Gary McDonald Business Editor 25 April, 2019 01:00 IF you're a software developer, chef, maintenance engineer or an accountant, you can virtually write your own pay cheque, such is the demand for your services, a jobs market report suggests.The latest monitor from recruitment website NIJobs.com and Ulster Bank shows they were the most in-demand roles in the first quarter, with vacancy listings having risen by more than a third (36 per cent) over the last four years.IT has again trumped all competition and remains the most active sector in recruitment terms (it makes up 13 per cent of current jobs listings).But not far behind are jobs in key parts of the hospitality sectors, where there is a UK-wide chronic shortage of chefs and waiting staff.It's generally acknowledged that this is a golden age for eating out, and never before has such a high quality of food been so widely available. Yet given the skills shortage in this area, the sector is staring into a recruitment black … [Read more...] about Chefs and IT staff ‘can write their own pay cheques’ says jobs report
High paying private security jobs
Zeke Miller and Jonathan Lemire Associated Press Published 8:31 p.m. UTC Aug 14, 2018 Washington – Keep your friends close and your enemies closer. And, perhaps, your potential leakers closer yet. President Donald Trump’s political operation has made a regular practice of providing soft landing-pads for discarded staffers, offering nebulous jobs at big salaries to aides who have been pushed out of his West Wing. The revelation this week that former White House assistant Omarosa Manigault Newman was offered a high-paying job on Trump’s re-election campaign in return for signing a non-disclosure agreement was the clearest demonstration yet of how a slot in the Trump orbit is being used to take care of loyalists – and protect against potential liabilities. Manigault Newman, who contends in her new book that she was offered a hush-money contract with the Trump campaign paying $15,000 a month, is hardly the first erstwhile staffer to find a lucrative off-ramp … [Read more...] about No leaks: Cushy job offers for discarded Trump staffers

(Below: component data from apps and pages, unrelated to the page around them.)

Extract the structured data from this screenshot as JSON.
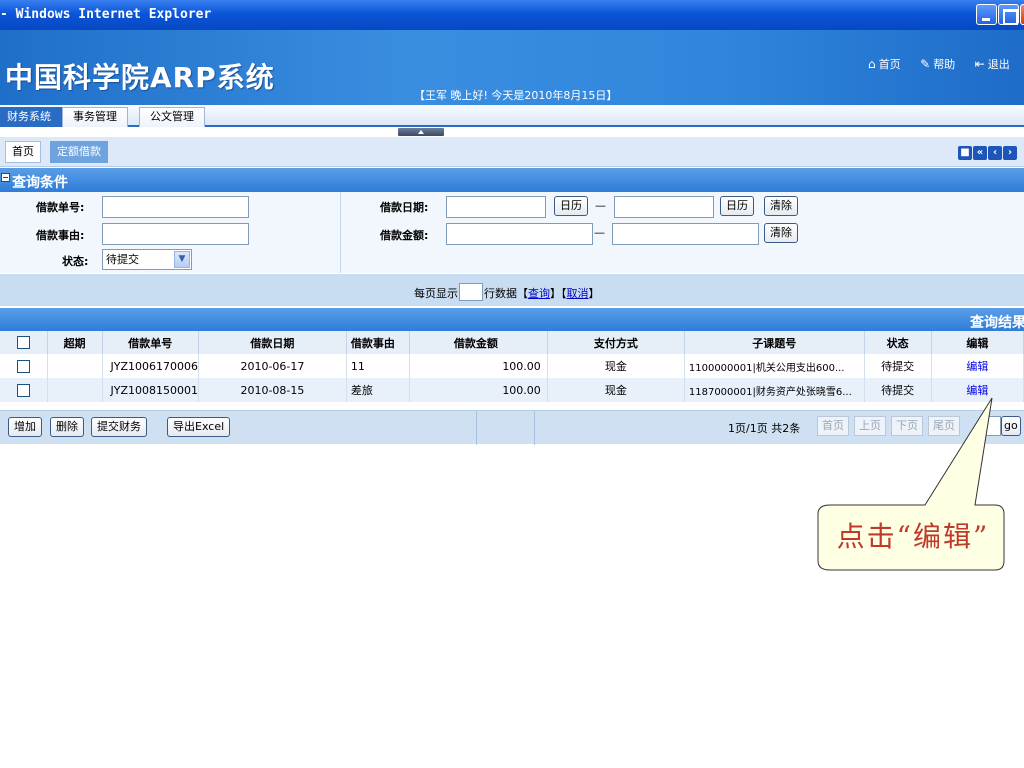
{
  "window": {
    "title": "- Windows Internet Explorer"
  },
  "banner": {
    "logo": "中国科学院ARP系统",
    "greeting": "【王军 晚上好! 今天是2010年8月15日】",
    "links": [
      {
        "icon": "home-icon",
        "glyph": "⌂",
        "label": "首页"
      },
      {
        "icon": "help-icon",
        "glyph": "✎",
        "label": "帮助"
      },
      {
        "icon": "logout-icon",
        "glyph": "⇤",
        "label": "退出"
      }
    ]
  },
  "menu": {
    "tabs": [
      "财务系统",
      "事务管理",
      "公文管理"
    ],
    "active": 0
  },
  "page_tabs": {
    "home": "首页",
    "current": "定额借款"
  },
  "query": {
    "section_title": "查询条件",
    "loan_no_label": "借款单号:",
    "loan_reason_label": "借款事由:",
    "status_label": "状态:",
    "status_value": "待提交",
    "loan_date_label": "借款日期:",
    "loan_amount_label": "借款金额:",
    "calendar_btn": "日历",
    "clear_btn": "清除",
    "range_sep": "—"
  },
  "paging": {
    "prefix": "每页显示",
    "suffix": "行数据【",
    "query_link": "查询",
    "mid": "】【",
    "cancel_link": "取消",
    "end": "】"
  },
  "results": {
    "section_title": "查询结果",
    "columns": [
      "",
      "超期",
      "借款单号",
      "借款日期",
      "借款事由",
      "借款金额",
      "支付方式",
      "子课题号",
      "状态",
      "编辑"
    ],
    "rows": [
      {
        "overdue": "",
        "loan_no": "JYZ1006170006",
        "date": "2010-06-17",
        "reason": "11",
        "amount": "100.00",
        "pay": "现金",
        "subject": "1100000001|机关公用支出600...",
        "status": "待提交",
        "edit": "编辑"
      },
      {
        "overdue": "",
        "loan_no": "JYZ1008150001",
        "date": "2010-08-15",
        "reason": "差旅",
        "amount": "100.00",
        "pay": "现金",
        "subject": "1187000001|财务资产处张晓雪6...",
        "status": "待提交",
        "edit": "编辑"
      }
    ]
  },
  "footer": {
    "buttons": [
      "增加",
      "删除",
      "提交财务",
      "导出Excel"
    ],
    "page_info": "1页/1页 共2条",
    "nav": [
      "首页",
      "上页",
      "下页",
      "尾页"
    ],
    "go": "go"
  },
  "callout": {
    "text": "点击“编辑”"
  }
}
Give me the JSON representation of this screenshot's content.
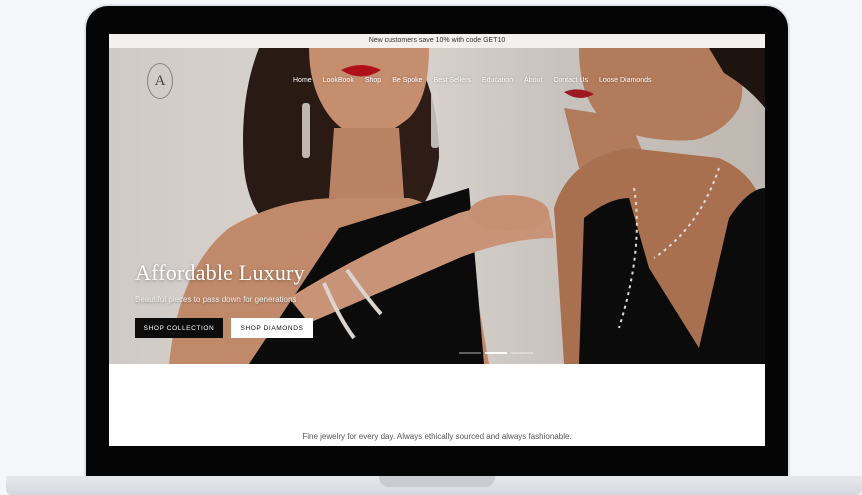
{
  "announcement": "New customers save 10% with code GET10",
  "logo": {
    "letter": "A"
  },
  "nav": {
    "items": [
      "Home",
      "LookBook",
      "Shop",
      "Be Spoke",
      "Best Sellers",
      "Education",
      "About",
      "Contact Us",
      "Loose Diamonds"
    ]
  },
  "hero": {
    "title": "Affordable Luxury",
    "subtitle": "Beautiful pieces to pass down for generations",
    "primary_button": "SHOP COLLECTION",
    "secondary_button": "SHOP DIAMONDS",
    "carousel": {
      "slides": 3,
      "active_index": 1
    }
  },
  "tagline": "Fine jewelry for every day. Always ethically sourced and always fashionable.",
  "colors": {
    "button_dark": "#0c0c0c",
    "button_light": "#ffffff",
    "lips": "#b0101a",
    "dress": "#0b0b0b"
  }
}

JC Reindl Detroit Free Press Published 1:34 p.m. UTC Jun 14, 2018 Detroit's rebound has brought a surge in new artisanal restaurants, renovated office space and $2,000-per-month loft apartments in the past five years. It also has spawned hundreds of new employment opportunities in private security to watch over those businesses and their employees and patrons. Many of these security jobs have gone to Detroit residents, extending economic benefits of the revitalization happening in the greater downtown — critics call it gentrification — to more individuals who live in the still-struggling neighborhoods. Private guard contractors hold regular hiring events that attract dozens of Detroiters seeking a primary or second job. The jobs do pay better than working fast food or some retail positions. The larger security firms also offer optional health care … [Read more...] about Detroit’s rebound brings surge in downtown security jobs
Frank Witsil Detroit Free Press Published 10:01 p.m. UTC Jun 3, 2018 Jamika Ruffin is a part-time Burger King cashier trying to make ends meet on about $9.25 an hour. "The money they pay me is not worth what you have to put up with when it comes down to these customers," said the single, 25-year-old Highland Park mother of two, adding that after taxes and child care expenses there's not much left. "It needs to go up more." On Monday, she and about 150 other lower-wage workers will have a chance to make their case for better wages to four key Democratic representatives to Congress — Sander Levin, Royal Oak; Dan Kildee, Flint; Debbie Dingell, Dearborn, and Brenda Lawrence, Southfield — at an open, town hall-style meeting at 11 a.m. at Wayne County Community College in Detroit. Ruffin said she could be collecting public assistance instead of working. "But," she added, "I prefer to get up and work and show my kids there's … [Read more...] about Fast-food workers demand pay increase: Are unions the answer?
Pikesville High School senior Josh Borris is working this summer, but he won't be paid. Completing a second summer as an intern at Correct Rx Pharmacy Services Inc. in Linthicum Heights, he said, is more valuable than earning money at a traditional summer job."I want to one day be a pharmacist researcher figuring out how drugs interact with the human body," he said of his summer work at the institutional pharmacy company. "This internship is an experience for the future."Even as fewer teens seek to work during the summer, some like Borris are pursuing internships or other experiences they hope will give them a leg up on their intended careers."Right now, there is pressure on finding a career," said John A. Challenger, CEO of the employment-consulting firm Challenger, Gray & Christmas. "People worry that there won't be something for them coming out of school."But not everyone. Many teenagers simply don't want to work. Only about a million of the 11 million youths between 16 and 19 … [Read more...] about Teens forgo traditional summer jobs to build careers